(Recorded data)
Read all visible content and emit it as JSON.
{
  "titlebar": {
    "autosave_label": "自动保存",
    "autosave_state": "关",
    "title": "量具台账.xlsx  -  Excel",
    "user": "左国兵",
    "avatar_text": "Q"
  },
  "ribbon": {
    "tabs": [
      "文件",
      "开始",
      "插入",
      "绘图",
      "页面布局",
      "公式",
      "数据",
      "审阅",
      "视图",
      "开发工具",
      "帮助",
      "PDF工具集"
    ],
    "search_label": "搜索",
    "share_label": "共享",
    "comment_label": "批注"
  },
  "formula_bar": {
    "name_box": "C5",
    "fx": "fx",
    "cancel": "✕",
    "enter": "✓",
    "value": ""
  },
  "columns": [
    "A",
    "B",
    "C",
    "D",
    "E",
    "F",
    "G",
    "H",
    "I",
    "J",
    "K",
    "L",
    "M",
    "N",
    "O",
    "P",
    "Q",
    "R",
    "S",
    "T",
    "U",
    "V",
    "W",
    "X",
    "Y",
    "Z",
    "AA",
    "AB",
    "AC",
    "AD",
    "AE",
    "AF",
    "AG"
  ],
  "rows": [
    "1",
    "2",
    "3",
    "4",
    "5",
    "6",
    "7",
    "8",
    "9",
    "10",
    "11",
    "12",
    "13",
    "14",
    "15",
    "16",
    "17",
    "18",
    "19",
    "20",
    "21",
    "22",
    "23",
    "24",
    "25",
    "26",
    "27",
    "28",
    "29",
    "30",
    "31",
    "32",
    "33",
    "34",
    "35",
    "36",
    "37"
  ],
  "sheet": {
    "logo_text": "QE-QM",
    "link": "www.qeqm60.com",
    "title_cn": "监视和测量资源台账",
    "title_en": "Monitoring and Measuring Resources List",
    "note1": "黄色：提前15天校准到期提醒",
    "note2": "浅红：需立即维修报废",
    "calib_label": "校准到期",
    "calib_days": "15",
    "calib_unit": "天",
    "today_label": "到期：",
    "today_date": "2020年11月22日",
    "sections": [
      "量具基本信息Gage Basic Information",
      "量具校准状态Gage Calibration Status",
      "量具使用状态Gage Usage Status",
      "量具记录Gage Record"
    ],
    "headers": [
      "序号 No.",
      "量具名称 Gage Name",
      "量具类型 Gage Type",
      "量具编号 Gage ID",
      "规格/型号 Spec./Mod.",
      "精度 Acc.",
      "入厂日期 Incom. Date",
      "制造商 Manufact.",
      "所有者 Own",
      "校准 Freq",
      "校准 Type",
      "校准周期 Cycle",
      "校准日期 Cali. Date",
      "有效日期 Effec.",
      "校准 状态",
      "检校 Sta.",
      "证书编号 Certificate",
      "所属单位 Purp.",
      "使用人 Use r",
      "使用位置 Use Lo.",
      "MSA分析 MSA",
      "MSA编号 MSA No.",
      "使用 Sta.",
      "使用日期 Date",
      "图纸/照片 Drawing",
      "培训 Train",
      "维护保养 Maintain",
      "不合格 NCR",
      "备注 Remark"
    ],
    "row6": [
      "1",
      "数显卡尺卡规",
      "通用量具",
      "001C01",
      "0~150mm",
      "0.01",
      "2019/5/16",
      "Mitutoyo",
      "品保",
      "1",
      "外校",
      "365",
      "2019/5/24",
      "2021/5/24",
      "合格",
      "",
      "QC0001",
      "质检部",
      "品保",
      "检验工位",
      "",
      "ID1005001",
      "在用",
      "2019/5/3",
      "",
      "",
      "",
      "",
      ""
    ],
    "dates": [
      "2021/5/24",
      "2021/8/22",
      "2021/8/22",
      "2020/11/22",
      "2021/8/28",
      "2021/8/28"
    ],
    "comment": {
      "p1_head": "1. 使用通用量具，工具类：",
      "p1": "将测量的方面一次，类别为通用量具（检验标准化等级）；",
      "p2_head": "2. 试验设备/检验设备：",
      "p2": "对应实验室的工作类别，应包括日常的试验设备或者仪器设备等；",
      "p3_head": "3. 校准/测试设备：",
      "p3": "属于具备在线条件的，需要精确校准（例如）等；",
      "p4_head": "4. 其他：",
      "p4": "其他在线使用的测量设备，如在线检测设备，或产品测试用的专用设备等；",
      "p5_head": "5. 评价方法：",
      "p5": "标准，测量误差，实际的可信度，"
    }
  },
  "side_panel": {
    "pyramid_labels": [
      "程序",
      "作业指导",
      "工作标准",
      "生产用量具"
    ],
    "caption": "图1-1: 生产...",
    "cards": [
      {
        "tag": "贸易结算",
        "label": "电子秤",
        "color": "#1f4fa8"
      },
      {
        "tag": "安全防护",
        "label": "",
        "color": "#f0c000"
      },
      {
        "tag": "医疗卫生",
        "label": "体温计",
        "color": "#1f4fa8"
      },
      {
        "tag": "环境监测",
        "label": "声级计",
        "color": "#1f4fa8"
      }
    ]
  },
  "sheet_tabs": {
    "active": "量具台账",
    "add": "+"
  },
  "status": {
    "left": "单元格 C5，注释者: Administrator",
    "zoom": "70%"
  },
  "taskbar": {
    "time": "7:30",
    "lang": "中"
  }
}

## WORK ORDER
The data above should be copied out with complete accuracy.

## ANSWER SECTION
Read all visible content and emit it as JSON.
{
  "titlebar": {
    "autosave_label": "自动保存",
    "autosave_state": "关",
    "title": "量具台账.xlsx  -  Excel",
    "user": "左国兵",
    "avatar_text": "Q"
  },
  "ribbon": {
    "tabs": [
      "文件",
      "开始",
      "插入",
      "绘图",
      "页面布局",
      "公式",
      "数据",
      "审阅",
      "视图",
      "开发工具",
      "帮助",
      "PDF工具集"
    ],
    "search_label": "搜索",
    "share_label": "共享",
    "comment_label": "批注"
  },
  "formula_bar": {
    "name_box": "C5",
    "fx": "fx",
    "cancel": "✕",
    "enter": "✓",
    "value": ""
  },
  "columns": [
    "A",
    "B",
    "C",
    "D",
    "E",
    "F",
    "G",
    "H",
    "I",
    "J",
    "K",
    "L",
    "M",
    "N",
    "O",
    "P",
    "Q",
    "R",
    "S",
    "T",
    "U",
    "V",
    "W",
    "X",
    "Y",
    "Z",
    "AA",
    "AB",
    "AC",
    "AD",
    "AE",
    "AF",
    "AG"
  ],
  "rows": [
    "1",
    "2",
    "3",
    "4",
    "5",
    "6",
    "7",
    "8",
    "9",
    "10",
    "11",
    "12",
    "13",
    "14",
    "15",
    "16",
    "17",
    "18",
    "19",
    "20",
    "21",
    "22",
    "23",
    "24",
    "25",
    "26",
    "27",
    "28",
    "29",
    "30",
    "31",
    "32",
    "33",
    "34",
    "35",
    "36",
    "37"
  ],
  "sheet": {
    "logo_text": "QE-QM",
    "link": "www.qeqm60.com",
    "title_cn": "监视和测量资源台账",
    "title_en": "Monitoring and Measuring Resources List",
    "note1": "黄色：提前15天校准到期提醒",
    "note2": "浅红：需立即维修报废",
    "calib_label": "校准到期",
    "calib_days": "15",
    "calib_unit": "天",
    "today_label": "到期：",
    "today_date": "2020年11月22日",
    "sections": [
      "量具基本信息Gage Basic Information",
      "量具校准状态Gage Calibration Status",
      "量具使用状态Gage Usage Status",
      "量具记录Gage Record"
    ],
    "headers": [
      "序号 No.",
      "量具名称 Gage Name",
      "量具类型 Gage Type",
      "量具编号 Gage ID",
      "规格/型号 Spec./Mod.",
      "精度 Acc.",
      "入厂日期 Incom. Date",
      "制造商 Manufact.",
      "所有者 Own",
      "校准 Freq",
      "校准 Type",
      "校准周期 Cycle",
      "校准日期 Cali. Date",
      "有效日期 Effec.",
      "校准 状态",
      "检校 Sta.",
      "证书编号 Certificate",
      "所属单位 Purp.",
      "使用人 Use r",
      "使用位置 Use Lo.",
      "MSA分析 MSA",
      "MSA编号 MSA No.",
      "使用 Sta.",
      "使用日期 Date",
      "图纸/照片 Drawing",
      "培训 Train",
      "维护保养 Maintain",
      "不合格 NCR",
      "备注 Remark"
    ],
    "row6": [
      "1",
      "数显卡尺卡规",
      "通用量具",
      "001C01",
      "0~150mm",
      "0.01",
      "2019/5/16",
      "Mitutoyo",
      "品保",
      "1",
      "外校",
      "365",
      "2019/5/24",
      "2021/5/24",
      "合格",
      "",
      "QC0001",
      "质检部",
      "品保",
      "检验工位",
      "",
      "ID1005001",
      "在用",
      "2019/5/3",
      "",
      "",
      "",
      "",
      ""
    ],
    "dates": [
      "2021/5/24",
      "2021/8/22",
      "2021/8/22",
      "2020/11/22",
      "2021/8/28",
      "2021/8/28"
    ],
    "comment": {
      "p1_head": "1. 使用通用量具，工具类：",
      "p1": "将测量的方面一次，类别为通用量具（检验标准化等级）；",
      "p2_head": "2. 试验设备/检验设备：",
      "p2": "对应实验室的工作类别，应包括日常的试验设备或者仪器设备等；",
      "p3_head": "3. 校准/测试设备：",
      "p3": "属于具备在线条件的，需要精确校准（例如）等；",
      "p4_head": "4. 其他：",
      "p4": "其他在线使用的测量设备，如在线检测设备，或产品测试用的专用设备等；",
      "p5_head": "5. 评价方法：",
      "p5": "标准，测量误差，实际的可信度，"
    }
  },
  "side_panel": {
    "pyramid_labels": [
      "程序",
      "作业指导",
      "工作标准",
      "生产用量具"
    ],
    "caption": "图1-1: 生产...",
    "cards": [
      {
        "tag": "贸易结算",
        "label": "电子秤",
        "color": "#1f4fa8"
      },
      {
        "tag": "安全防护",
        "label": "",
        "color": "#f0c000"
      },
      {
        "tag": "医疗卫生",
        "label": "体温计",
        "color": "#1f4fa8"
      },
      {
        "tag": "环境监测",
        "label": "声级计",
        "color": "#1f4fa8"
      }
    ]
  },
  "sheet_tabs": {
    "active": "量具台账",
    "add": "+"
  },
  "status": {
    "left": "单元格 C5，注释者: Administrator",
    "zoom": "70%"
  },
  "taskbar": {
    "time": "7:30",
    "lang": "中"
  }
}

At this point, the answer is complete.